_Work task_
Restate the listing below word for word, omitting any images.
------------------------------------------------------------
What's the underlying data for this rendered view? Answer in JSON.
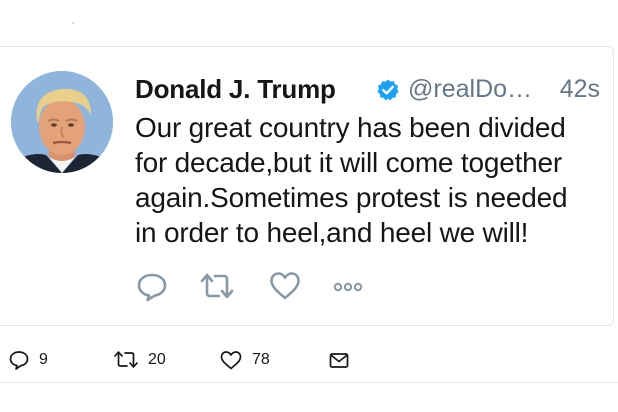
{
  "tweet": {
    "display_name": "Donald J. Trump",
    "handle": "@realDo…",
    "timestamp": "42s",
    "verified": true,
    "text_lines": [
      "Our great country has been divided",
      "for decade,but it will come together",
      "again.Sometimes protest is needed",
      "in order to heel,and heel we will!"
    ],
    "actions": [
      {
        "name": "reply-icon"
      },
      {
        "name": "retweet-icon"
      },
      {
        "name": "like-icon"
      },
      {
        "name": "more-icon"
      }
    ]
  },
  "stats": {
    "replies": "9",
    "retweets": "20",
    "likes": "78",
    "dm_icon": "envelope-icon"
  },
  "colors": {
    "text": "#14171a",
    "secondary": "#657786",
    "icon": "#8899a6",
    "verified": "#1da1f2",
    "border": "#e1e8ed"
  }
}
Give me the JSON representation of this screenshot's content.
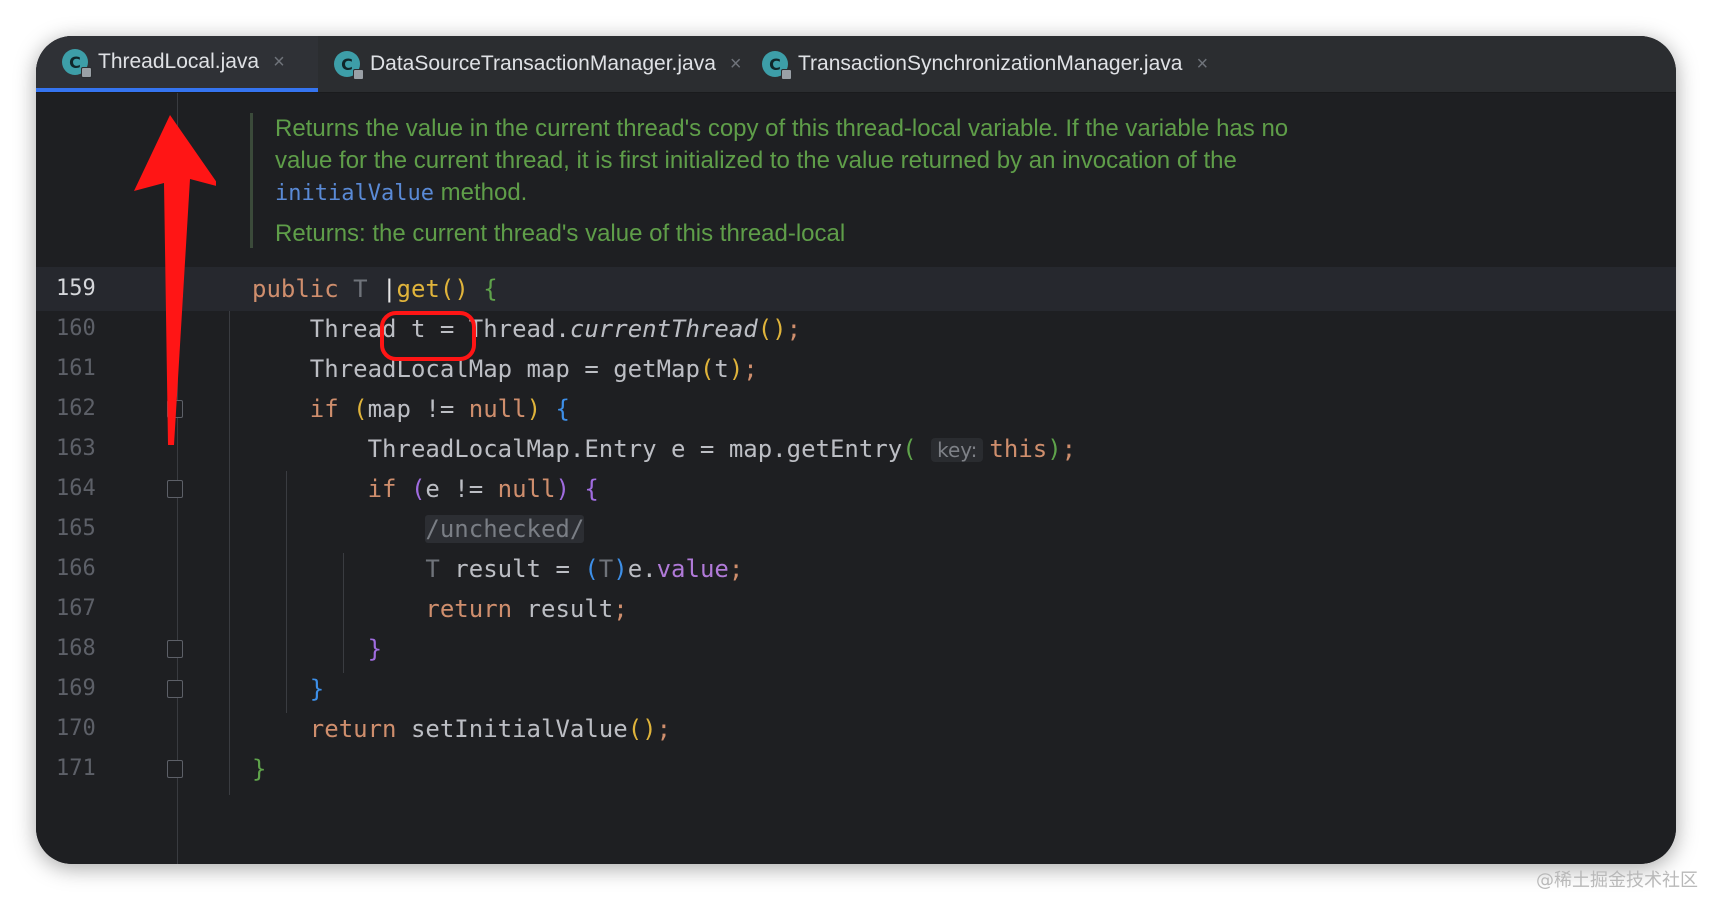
{
  "tabs": [
    {
      "icon": "C",
      "label": "ThreadLocal.java",
      "close": "×",
      "active": true
    },
    {
      "icon": "C",
      "label": "DataSourceTransactionManager.java",
      "close": "×",
      "active": false
    },
    {
      "icon": "C",
      "label": "TransactionSynchronizationManager.java",
      "close": "×",
      "active": false
    }
  ],
  "doc": {
    "line1": "Returns the value in the current thread's copy of this thread-local variable. If the variable has no",
    "line2": "value for the current thread, it is first initialized to the value returned by an invocation of the",
    "line3_code": "initialValue",
    "line3_rest": " method.",
    "returns": "Returns: the current thread's value of this thread-local"
  },
  "lines": [
    {
      "num": "159"
    },
    {
      "num": "160"
    },
    {
      "num": "161"
    },
    {
      "num": "162"
    },
    {
      "num": "163"
    },
    {
      "num": "164"
    },
    {
      "num": "165"
    },
    {
      "num": "166"
    },
    {
      "num": "167"
    },
    {
      "num": "168"
    },
    {
      "num": "169"
    },
    {
      "num": "170"
    },
    {
      "num": "171"
    }
  ],
  "code": {
    "l159": {
      "kw": "public",
      "type": "T",
      "method": "get",
      "parens": "()",
      "brace": "{"
    },
    "l160": {
      "a": "Thread t = Thread.",
      "b": "currentThread",
      "c": "()",
      "d": ";"
    },
    "l161": {
      "a": "ThreadLocalMap map = getMap",
      "b": "(",
      "c": "t",
      "d": ")",
      "e": ";"
    },
    "l162": {
      "kw": "if",
      "a": "(",
      "b": "map != ",
      "c": "null",
      "d": ")",
      "e": "{"
    },
    "l163": {
      "a": "ThreadLocalMap.Entry e = map.getEntry",
      "b": "(",
      "hint": "key:",
      "c": "this",
      "d": ")",
      "e": ";"
    },
    "l164": {
      "kw": "if",
      "a": "(",
      "b": "e != ",
      "c": "null",
      "d": ")",
      "e": "{"
    },
    "l165": {
      "comment": "/unchecked/"
    },
    "l166": {
      "type": "T",
      "a": " result = ",
      "b": "(",
      "c": "T",
      "d": ")",
      "e": "e.",
      "field": "value",
      "f": ";"
    },
    "l167": {
      "kw": "return",
      "a": " result",
      "b": ";"
    },
    "l168": {
      "brace": "}"
    },
    "l169": {
      "brace": "}"
    },
    "l170": {
      "kw": "return",
      "a": " setInitialValue",
      "b": "()",
      "c": ";"
    },
    "l171": {
      "brace": "}"
    }
  },
  "watermark": "@稀土掘金技术社区",
  "colors": {
    "annotation_red": "#ff1515",
    "accent_blue": "#3574f0"
  }
}
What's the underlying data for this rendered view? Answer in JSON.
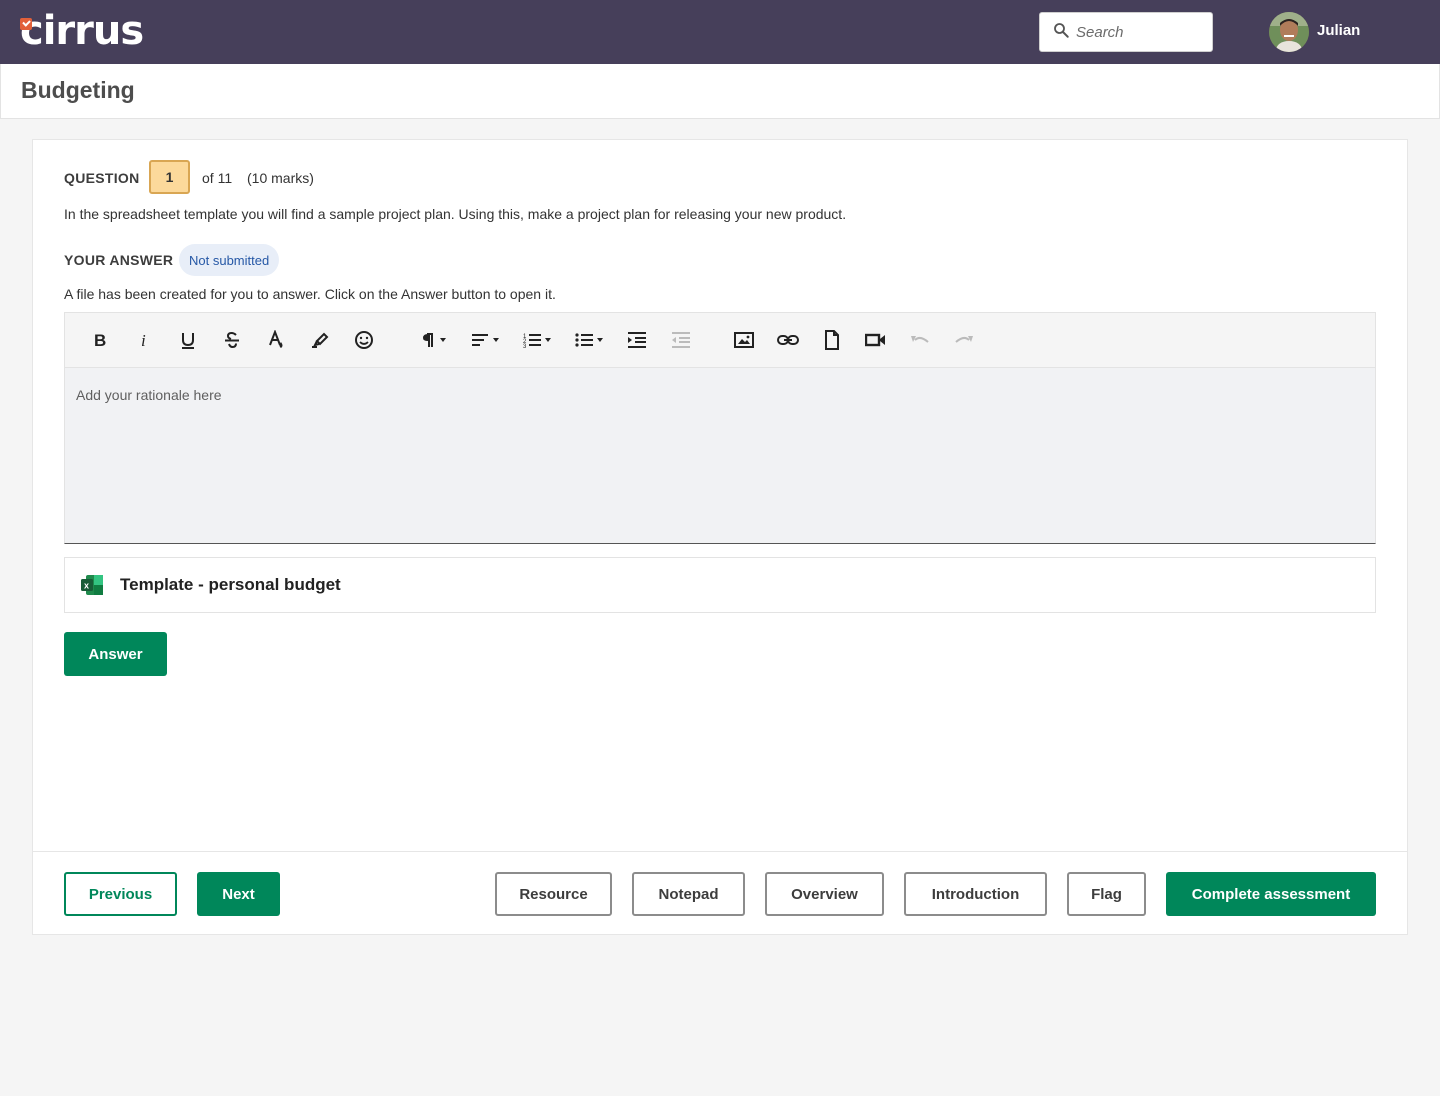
{
  "app": {
    "logo_text": "cirrus",
    "search_placeholder": "Search",
    "user_name": "Julian",
    "icons": {
      "search": "search-icon",
      "logo_mark": "check-mark-icon"
    },
    "colors": {
      "topbar": "#463f5a",
      "primary": "#00875a",
      "logo_mark": "#e2603a"
    }
  },
  "page": {
    "title": "Budgeting"
  },
  "question": {
    "label": "QUESTION",
    "number": "1",
    "of_total": "of 11",
    "marks": "(10 marks)",
    "text": "In the spreadsheet template you will find a sample project plan. Using this, make a project plan for releasing your new product."
  },
  "answer": {
    "label": "YOUR ANSWER",
    "status": "Not submitted",
    "help_text": "A file has been created for you to answer. Click on the Answer button to open it.",
    "editor_placeholder": "Add your rationale here",
    "toolbar": [
      "bold-icon",
      "italic-icon",
      "underline-icon",
      "strikethrough-icon",
      "text-color-icon",
      "highlight-icon",
      "emoji-icon",
      "paragraph-format-icon",
      "align-icon",
      "ordered-list-icon",
      "unordered-list-icon",
      "indent-icon",
      "outdent-icon",
      "insert-image-icon",
      "insert-link-icon",
      "insert-file-icon",
      "insert-video-icon",
      "undo-icon",
      "redo-icon"
    ],
    "file": {
      "name": "Template - personal budget",
      "icon": "excel-file-icon"
    },
    "answer_button": "Answer"
  },
  "footer": {
    "previous": "Previous",
    "next": "Next",
    "resource": "Resource",
    "notepad": "Notepad",
    "overview": "Overview",
    "introduction": "Introduction",
    "flag": "Flag",
    "complete": "Complete assessment"
  }
}
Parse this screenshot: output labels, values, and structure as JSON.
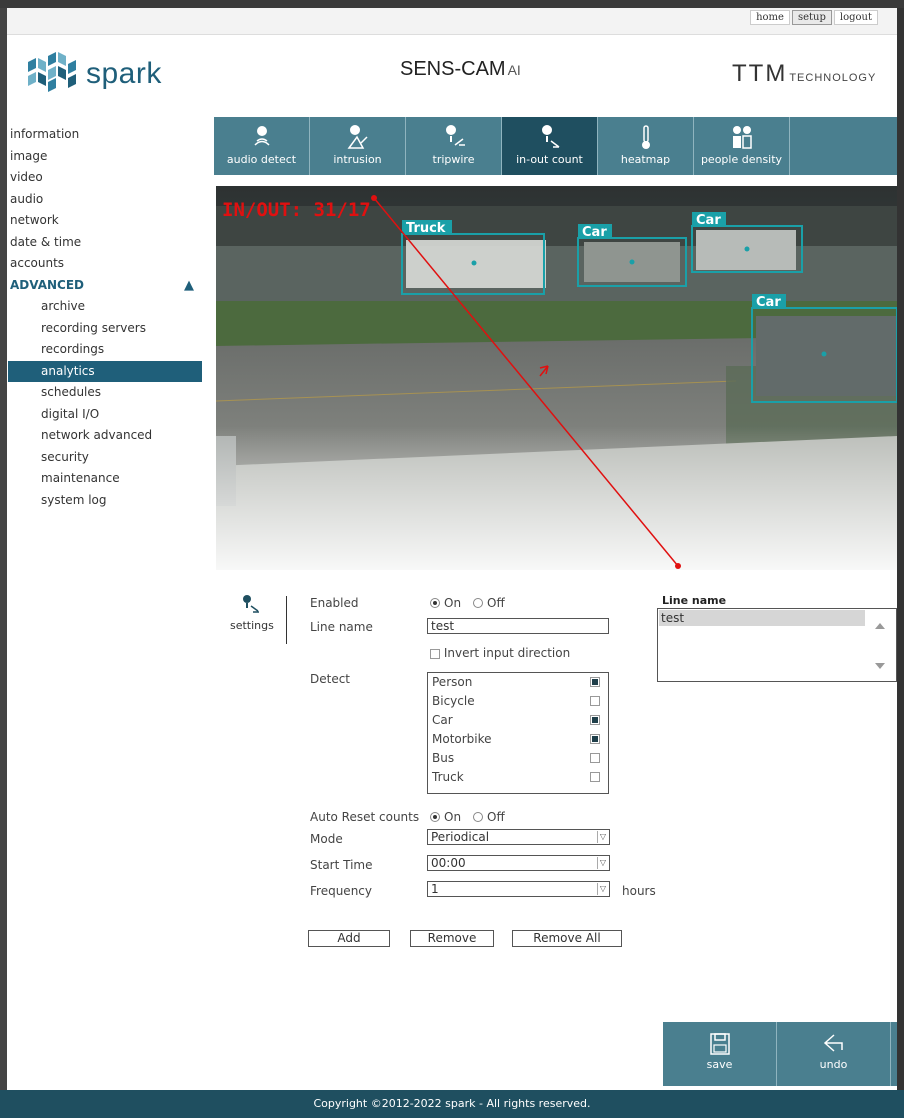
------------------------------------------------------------
_Completed task_
What's the underlying data for this rendered view? Answer in JSON.
{
  "tweet": {
    "display_name": "Donald J. Trump",
    "handle": "@realDo…",
    "timestamp": "42s",
    "verified": true,
    "text_lines": [
      "Our great country has been divided",
      "for decade,but it will come together",
      "again.Sometimes protest is needed",
      "in order to heel,and heel we will!"
    ],
    "actions": [
      {
        "name": "reply-icon"
      },
      {
        "name": "retweet-icon"
      },
      {
        "name": "like-icon"
      },
      {
        "name": "more-icon"
      }
    ]
  },
  "stats": {
    "replies": "9",
    "retweets": "20",
    "likes": "78",
    "dm_icon": "envelope-icon"
  },
  "colors": {
    "text": "#14171a",
    "secondary": "#657786",
    "icon": "#8899a6",
    "verified": "#1da1f2",
    "border": "#e1e8ed"
  }
}
Give me the JSON representation of this screenshot's content.
{
  "tabs": [
    {
      "icon": "C",
      "label": "ThreadLocal.java",
      "close": "×",
      "active": true
    },
    {
      "icon": "C",
      "label": "DataSourceTransactionManager.java",
      "close": "×",
      "active": false
    },
    {
      "icon": "C",
      "label": "TransactionSynchronizationManager.java",
      "close": "×",
      "active": false
    }
  ],
  "doc": {
    "line1": "Returns the value in the current thread's copy of this thread-local variable. If the variable has no",
    "line2": "value for the current thread, it is first initialized to the value returned by an invocation of the",
    "line3_code": "initialValue",
    "line3_rest": " method.",
    "returns": "Returns: the current thread's value of this thread-local"
  },
  "lines": [
    {
      "num": "159"
    },
    {
      "num": "160"
    },
    {
      "num": "161"
    },
    {
      "num": "162"
    },
    {
      "num": "163"
    },
    {
      "num": "164"
    },
    {
      "num": "165"
    },
    {
      "num": "166"
    },
    {
      "num": "167"
    },
    {
      "num": "168"
    },
    {
      "num": "169"
    },
    {
      "num": "170"
    },
    {
      "num": "171"
    }
  ],
  "code": {
    "l159": {
      "kw": "public",
      "type": "T",
      "method": "get",
      "parens": "()",
      "brace": "{"
    },
    "l160": {
      "a": "Thread t = Thread.",
      "b": "currentThread",
      "c": "()",
      "d": ";"
    },
    "l161": {
      "a": "ThreadLocalMap map = getMap",
      "b": "(",
      "c": "t",
      "d": ")",
      "e": ";"
    },
    "l162": {
      "kw": "if",
      "a": "(",
      "b": "map != ",
      "c": "null",
      "d": ")",
      "e": "{"
    },
    "l163": {
      "a": "ThreadLocalMap.Entry e = map.getEntry",
      "b": "(",
      "hint": "key:",
      "c": "this",
      "d": ")",
      "e": ";"
    },
    "l164": {
      "kw": "if",
      "a": "(",
      "b": "e != ",
      "c": "null",
      "d": ")",
      "e": "{"
    },
    "l165": {
      "comment": "/unchecked/"
    },
    "l166": {
      "type": "T",
      "a": " result = ",
      "b": "(",
      "c": "T",
      "d": ")",
      "e": "e.",
      "field": "value",
      "f": ";"
    },
    "l167": {
      "kw": "return",
      "a": " result",
      "b": ";"
    },
    "l168": {
      "brace": "}"
    },
    "l169": {
      "brace": "}"
    },
    "l170": {
      "kw": "return",
      "a": " setInitialValue",
      "b": "()",
      "c": ";"
    },
    "l171": {
      "brace": "}"
    }
  },
  "watermark": "@稀土掘金技术社区",
  "colors": {
    "annotation_red": "#ff1515",
    "accent_blue": "#3574f0"
  }
}
What's the underlying data for this rendered view? Answer in JSON.
{
  "app": {
    "logo_text": "cirrus",
    "search_placeholder": "Search",
    "user_name": "Julian",
    "icons": {
      "search": "search-icon",
      "logo_mark": "check-mark-icon"
    },
    "colors": {
      "topbar": "#463f5a",
      "primary": "#00875a",
      "logo_mark": "#e2603a"
    }
  },
  "page": {
    "title": "Budgeting"
  },
  "question": {
    "label": "QUESTION",
    "number": "1",
    "of_total": "of 11",
    "marks": "(10 marks)",
    "text": "In the spreadsheet template you will find a sample project plan. Using this, make a project plan for releasing your new product."
  },
  "answer": {
    "label": "YOUR ANSWER",
    "status": "Not submitted",
    "help_text": "A file has been created for you to answer. Click on the Answer button to open it.",
    "editor_placeholder": "Add your rationale here",
    "toolbar": [
      "bold-icon",
      "italic-icon",
      "underline-icon",
      "strikethrough-icon",
      "text-color-icon",
      "highlight-icon",
      "emoji-icon",
      "paragraph-format-icon",
      "align-icon",
      "ordered-list-icon",
      "unordered-list-icon",
      "indent-icon",
      "outdent-icon",
      "insert-image-icon",
      "insert-link-icon",
      "insert-file-icon",
      "insert-video-icon",
      "undo-icon",
      "redo-icon"
    ],
    "file": {
      "name": "Template - personal budget",
      "icon": "excel-file-icon"
    },
    "answer_button": "Answer"
  },
  "footer": {
    "previous": "Previous",
    "next": "Next",
    "resource": "Resource",
    "notepad": "Notepad",
    "overview": "Overview",
    "introduction": "Introduction",
    "flag": "Flag",
    "complete": "Complete assessment"
  }
}
Parse this screenshot: output labels, values, and structure as JSON.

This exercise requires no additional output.